Comparative law deals with the study of similarities and differences of the laws in different countries. It is a term that was first used in modern times. In the 19th century it became clear comparing legal institutions required a systematic approach. One that increased the understanding of foreign cultures while furthering legal progress. Comparative law specifically involves studying legal systems worldwide including civil law, common law, Canon law, socialist law, Chinese law, Hindu law, Islamic law and Jewish law.
An academic discipline, comparative law looks at the constitutive elements of legal system, ways they differ and the combination of their elements into a system. The discipline includes describing and analyzing foreign legal systems. Comparative law’s importance has increased a great deal in today’s age of economic globalization, internationalism and democratization. Comparative law now has several separate branches. They include comparative civil law, comparative constitutional law, comparative criminal law, comparative administrative law and comparative commercial law.
Studies looking at these specific areas of law are often called macro- or micro-comparative legal analysis. Comparative law has a variety of purposes. They include gaining a deeper knowledge of legal systems in effect, perfecting legal systems in effect and contributing to the unification of smaller or larger scale legal systems. Sujit Choudhry is internationally recognized as an authority when it comes to comparative constitutional development and comparative constitutional law. The I. Michael Heyman Professor of Law, Choudhry is also a former Dean of the University of California, Berkeley law school. He does research which addresses comparative constitutional law’s basic methodological questions. It looks at how constitutional design can be used as a tool to help manage the process of transitioning from violent conflict or authoritarian rule to moving towards peaceful democratic politics and democratic rule.
Sujit Choudhry (Tumblr.com) was a Rhodes Scholar and has law degrees from Harvard, Oxford and Toronto. A Canadian, Choudhry was a law clerk for the Supreme Court of Canada Chief Justice Antonio Lamer. He received the Trudeau Fellowship in 2010. Choudhry has published more than 90 book chapters, articles, reports and working papers. He has also edited numerous collections. The Migration of Constitutional Ideas, Constitution Making, The Oxford Handbook of Indian Constitutional Law and Constitutional Design for Divided Societies: Integration or Accommodation are just a few of them.
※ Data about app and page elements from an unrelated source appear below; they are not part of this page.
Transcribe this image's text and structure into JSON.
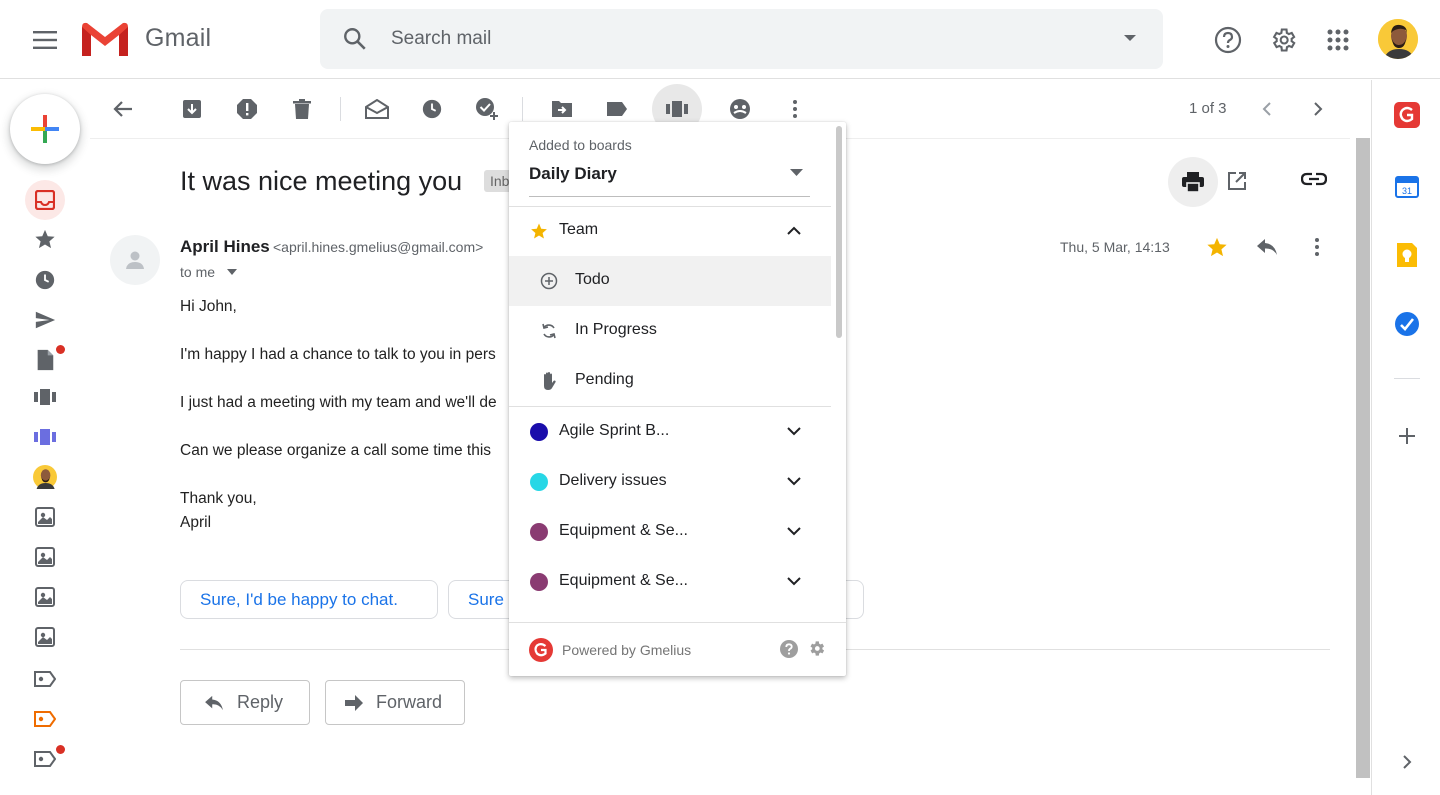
{
  "app": {
    "name": "Gmail"
  },
  "search": {
    "placeholder": "Search mail"
  },
  "toolbar": {
    "pager": "1 of 3"
  },
  "email": {
    "subject": "It was nice meeting you",
    "label_chip": "Inbox",
    "sender_name": "April Hines",
    "sender_email": "<april.hines.gmelius@gmail.com>",
    "recipient": "to me",
    "date": "Thu, 5 Mar, 14:13",
    "body": [
      "Hi John,",
      "I'm happy I had a chance to talk to you in pers",
      "I just had a meeting with my team and we'll de",
      "Can we please organize a call some time this",
      "Thank you,",
      "April"
    ],
    "smart_replies": [
      "Sure, I'd be happy to chat.",
      "Sure"
    ],
    "actions": {
      "reply": "Reply",
      "forward": "Forward"
    }
  },
  "popover": {
    "label": "Added to boards",
    "selected_board": "Daily Diary",
    "groups": [
      {
        "name": "Team",
        "icon": "star-icon",
        "color": "#f4b400",
        "expanded": true
      },
      {
        "name": "Agile Sprint B...",
        "color": "#1a0dab"
      },
      {
        "name": "Delivery issues",
        "color": "#27d7e6"
      },
      {
        "name": "Equipment & Se...",
        "color": "#8a3b72"
      },
      {
        "name": "Equipment & Se...",
        "color": "#8a3b72"
      }
    ],
    "team_items": [
      {
        "name": "Todo",
        "icon": "add-circle-icon"
      },
      {
        "name": "In Progress",
        "icon": "sync-icon"
      },
      {
        "name": "Pending",
        "icon": "hand-icon"
      }
    ],
    "footer": "Powered by Gmelius"
  },
  "colors": {
    "accent": "#1a73e8",
    "gmail_red": "#ea4335",
    "gmelius_red": "#e53935",
    "star": "#f4b400"
  }
}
A foreign constitutional expert, Sujit Choudhry helped with constitutional transitions that took place in Egypt, Libya, Tunisia, Jordan, Nepal and Sri Lanka.